 "We love because he first loved us" 1 John 4:19
I am no longer overly of any religious pursuasion but felt this Bible quote would mark the day well.



The squirrels didn't hibernate this Winter and have been very active, this week they have been scampering around taking nuts which I put out in the mornings and are aggressive towards the neighbours cats who know better than to get too close. 



I found some lovely quotes for my February pages and added them to my journal:
I like this one best:

"To plant a garden is to believe in tomorrow" Audrey Hepburn

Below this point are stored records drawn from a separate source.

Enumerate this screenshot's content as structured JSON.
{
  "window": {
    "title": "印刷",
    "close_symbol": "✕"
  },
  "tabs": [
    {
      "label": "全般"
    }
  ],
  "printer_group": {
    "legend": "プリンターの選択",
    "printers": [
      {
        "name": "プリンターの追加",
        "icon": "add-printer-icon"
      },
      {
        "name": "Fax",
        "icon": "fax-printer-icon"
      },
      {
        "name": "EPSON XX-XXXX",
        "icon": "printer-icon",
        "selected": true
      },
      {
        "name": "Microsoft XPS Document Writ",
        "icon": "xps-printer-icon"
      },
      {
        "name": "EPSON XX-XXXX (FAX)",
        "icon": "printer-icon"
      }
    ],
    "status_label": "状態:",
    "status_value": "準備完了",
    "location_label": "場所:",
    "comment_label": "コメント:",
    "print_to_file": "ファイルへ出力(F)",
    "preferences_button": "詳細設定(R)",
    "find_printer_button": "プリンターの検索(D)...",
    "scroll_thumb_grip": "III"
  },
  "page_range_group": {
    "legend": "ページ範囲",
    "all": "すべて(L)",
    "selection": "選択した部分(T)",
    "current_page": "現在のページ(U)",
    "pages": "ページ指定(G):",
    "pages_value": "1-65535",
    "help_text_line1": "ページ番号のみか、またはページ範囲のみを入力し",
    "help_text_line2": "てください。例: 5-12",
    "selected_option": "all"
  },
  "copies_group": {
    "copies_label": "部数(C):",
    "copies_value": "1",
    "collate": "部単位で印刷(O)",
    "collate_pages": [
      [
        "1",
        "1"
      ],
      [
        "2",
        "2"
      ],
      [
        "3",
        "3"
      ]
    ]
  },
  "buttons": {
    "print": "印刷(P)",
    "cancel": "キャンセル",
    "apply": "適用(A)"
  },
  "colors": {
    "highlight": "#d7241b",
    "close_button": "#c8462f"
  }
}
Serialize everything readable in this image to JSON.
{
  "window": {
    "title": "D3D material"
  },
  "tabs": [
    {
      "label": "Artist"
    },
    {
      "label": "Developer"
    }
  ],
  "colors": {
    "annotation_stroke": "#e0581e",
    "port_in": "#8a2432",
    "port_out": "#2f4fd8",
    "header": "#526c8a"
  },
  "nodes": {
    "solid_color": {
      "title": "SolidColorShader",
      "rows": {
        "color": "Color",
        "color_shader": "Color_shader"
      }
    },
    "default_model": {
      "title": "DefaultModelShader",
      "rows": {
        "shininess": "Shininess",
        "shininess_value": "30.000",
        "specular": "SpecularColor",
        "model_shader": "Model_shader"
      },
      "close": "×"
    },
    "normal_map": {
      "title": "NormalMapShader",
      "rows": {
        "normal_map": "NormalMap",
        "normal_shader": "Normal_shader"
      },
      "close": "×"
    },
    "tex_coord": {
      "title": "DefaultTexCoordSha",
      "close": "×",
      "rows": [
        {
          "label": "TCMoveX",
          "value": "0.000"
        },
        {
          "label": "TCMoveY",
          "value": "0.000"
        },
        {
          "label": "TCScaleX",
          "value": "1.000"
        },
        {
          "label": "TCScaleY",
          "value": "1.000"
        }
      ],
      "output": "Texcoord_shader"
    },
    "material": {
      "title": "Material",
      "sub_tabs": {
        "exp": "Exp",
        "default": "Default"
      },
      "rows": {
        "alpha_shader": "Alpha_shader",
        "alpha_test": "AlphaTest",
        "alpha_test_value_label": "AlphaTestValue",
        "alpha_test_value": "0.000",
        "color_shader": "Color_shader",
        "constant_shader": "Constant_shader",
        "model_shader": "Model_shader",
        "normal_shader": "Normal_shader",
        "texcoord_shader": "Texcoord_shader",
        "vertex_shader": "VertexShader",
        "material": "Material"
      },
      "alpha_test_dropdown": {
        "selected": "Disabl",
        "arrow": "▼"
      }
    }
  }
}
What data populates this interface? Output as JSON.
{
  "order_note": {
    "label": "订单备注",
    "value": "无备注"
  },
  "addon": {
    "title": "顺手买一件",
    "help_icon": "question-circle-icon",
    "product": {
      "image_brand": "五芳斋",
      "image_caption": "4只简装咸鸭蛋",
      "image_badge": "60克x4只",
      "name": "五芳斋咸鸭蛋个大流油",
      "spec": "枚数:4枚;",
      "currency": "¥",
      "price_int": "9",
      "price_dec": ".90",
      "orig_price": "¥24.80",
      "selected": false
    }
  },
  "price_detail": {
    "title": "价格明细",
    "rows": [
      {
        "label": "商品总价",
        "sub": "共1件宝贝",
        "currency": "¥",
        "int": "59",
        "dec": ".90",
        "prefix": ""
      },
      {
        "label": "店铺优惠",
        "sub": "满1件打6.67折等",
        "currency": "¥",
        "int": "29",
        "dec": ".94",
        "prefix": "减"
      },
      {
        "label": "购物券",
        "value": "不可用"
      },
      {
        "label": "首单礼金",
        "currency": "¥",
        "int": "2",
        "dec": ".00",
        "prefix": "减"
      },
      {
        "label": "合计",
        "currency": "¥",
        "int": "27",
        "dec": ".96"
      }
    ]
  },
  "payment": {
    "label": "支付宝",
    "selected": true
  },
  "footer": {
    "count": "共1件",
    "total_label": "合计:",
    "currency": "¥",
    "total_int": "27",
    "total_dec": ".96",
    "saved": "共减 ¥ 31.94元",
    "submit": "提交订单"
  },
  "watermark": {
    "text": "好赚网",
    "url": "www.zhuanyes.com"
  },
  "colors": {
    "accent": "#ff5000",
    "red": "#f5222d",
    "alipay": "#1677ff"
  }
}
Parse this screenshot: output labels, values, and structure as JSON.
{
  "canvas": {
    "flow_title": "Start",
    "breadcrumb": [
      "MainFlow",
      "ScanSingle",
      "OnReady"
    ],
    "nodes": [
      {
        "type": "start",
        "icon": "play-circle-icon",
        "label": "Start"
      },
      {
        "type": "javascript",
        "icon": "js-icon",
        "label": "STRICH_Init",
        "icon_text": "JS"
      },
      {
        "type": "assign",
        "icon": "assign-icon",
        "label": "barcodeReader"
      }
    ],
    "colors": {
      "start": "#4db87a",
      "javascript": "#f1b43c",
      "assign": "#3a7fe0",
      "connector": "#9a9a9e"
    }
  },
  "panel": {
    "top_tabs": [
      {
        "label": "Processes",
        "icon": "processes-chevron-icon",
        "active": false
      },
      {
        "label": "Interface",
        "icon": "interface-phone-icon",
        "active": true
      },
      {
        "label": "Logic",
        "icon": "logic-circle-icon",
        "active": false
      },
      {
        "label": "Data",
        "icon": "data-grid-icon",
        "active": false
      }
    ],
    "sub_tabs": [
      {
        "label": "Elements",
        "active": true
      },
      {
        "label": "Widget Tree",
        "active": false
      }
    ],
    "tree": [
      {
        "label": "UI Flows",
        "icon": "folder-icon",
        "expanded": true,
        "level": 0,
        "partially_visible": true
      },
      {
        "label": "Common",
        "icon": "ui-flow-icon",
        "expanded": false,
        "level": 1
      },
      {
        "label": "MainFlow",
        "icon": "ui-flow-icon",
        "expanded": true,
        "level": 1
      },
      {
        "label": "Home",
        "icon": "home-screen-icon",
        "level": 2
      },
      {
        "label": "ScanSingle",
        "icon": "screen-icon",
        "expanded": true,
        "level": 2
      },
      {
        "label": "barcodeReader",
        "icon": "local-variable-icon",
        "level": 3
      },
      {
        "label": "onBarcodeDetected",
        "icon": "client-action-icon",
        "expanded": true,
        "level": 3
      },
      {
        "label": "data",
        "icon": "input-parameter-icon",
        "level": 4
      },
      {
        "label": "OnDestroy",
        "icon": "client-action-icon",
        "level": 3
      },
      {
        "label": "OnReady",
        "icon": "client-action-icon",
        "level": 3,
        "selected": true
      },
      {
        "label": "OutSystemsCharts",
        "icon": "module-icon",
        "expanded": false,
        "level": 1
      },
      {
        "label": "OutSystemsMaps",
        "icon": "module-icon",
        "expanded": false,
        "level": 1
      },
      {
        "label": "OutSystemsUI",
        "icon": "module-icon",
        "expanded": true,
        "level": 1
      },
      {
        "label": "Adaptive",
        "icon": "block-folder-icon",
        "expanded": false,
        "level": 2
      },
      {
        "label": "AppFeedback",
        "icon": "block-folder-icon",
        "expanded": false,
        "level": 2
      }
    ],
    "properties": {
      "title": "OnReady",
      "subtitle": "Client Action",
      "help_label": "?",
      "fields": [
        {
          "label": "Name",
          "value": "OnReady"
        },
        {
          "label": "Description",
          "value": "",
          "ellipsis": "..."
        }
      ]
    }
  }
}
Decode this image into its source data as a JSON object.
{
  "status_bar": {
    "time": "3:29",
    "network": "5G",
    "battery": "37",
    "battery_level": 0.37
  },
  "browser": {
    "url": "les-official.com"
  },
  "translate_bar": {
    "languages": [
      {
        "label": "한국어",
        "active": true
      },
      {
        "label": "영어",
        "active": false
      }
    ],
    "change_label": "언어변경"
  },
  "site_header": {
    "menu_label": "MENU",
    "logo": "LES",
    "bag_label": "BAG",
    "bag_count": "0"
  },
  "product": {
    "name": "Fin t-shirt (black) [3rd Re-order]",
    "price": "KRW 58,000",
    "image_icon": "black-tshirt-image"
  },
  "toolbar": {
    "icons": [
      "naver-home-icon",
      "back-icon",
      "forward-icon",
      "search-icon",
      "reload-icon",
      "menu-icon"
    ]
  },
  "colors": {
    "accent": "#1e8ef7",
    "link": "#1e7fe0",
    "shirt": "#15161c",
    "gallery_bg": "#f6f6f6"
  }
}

Although I painted some, I have seen no violets but am hopeful as they usually come up in my garden and the woods in February.
On a sunny morning a beautiful red admiral butterfly sunned itself on the south facing wall of the house, my sketch doesn't do it justice.  It was, of course, perfectly symmetrical with velvet wings gently flapping.



"Come forth into the light of things
let Nature by your teacher"
W. Wordsworth

At senior school, my class group was 'Wordsworth' and we were expected to memorise his poetry, which I didn't appreciate at the time.  I don't remember the quote above, if I had paid attention, it would probably have had a big impact on me and become my motto in life.  I was too busy sneaking out of school and off to Portobello Road on a bus for the day (London) to worry about
poetry, school or choosing a life motto at the time.



I haven't felt very domesticated lately but got my bread machine out to make pizza dough last weekend.  No kneeding involved as the machine takes care of that.  All I had to do was  the rolling of the dough which I find quite relaxing. Everyone can put their own toppings on, so it's easy work.  It's very satisfying to see the results all lined up ready for the oven, and then gliding off, glass of wine in hand......



I am laid low with a virus, sore throat, aching body etc., in fact the whole family has it.  I didn't go to work today and have slept a lot.  So hopefully next time I post here I will be cheerier.  Thanks for stopping by, leave a sign (0)  that you have passed this way, or better still, a comment is welcome. Before I go, thank you very much for leaving comments on my last post, it's really appreciated...

By the way:

I imagine blogland like a room full of 173 people (at last count) crowded in with the light off, just about 14 faces are visible at the front, those are the ones that usually leave comments and are friendly.  It would be lovely if the ones in the dark at the back left a comment sometimes.......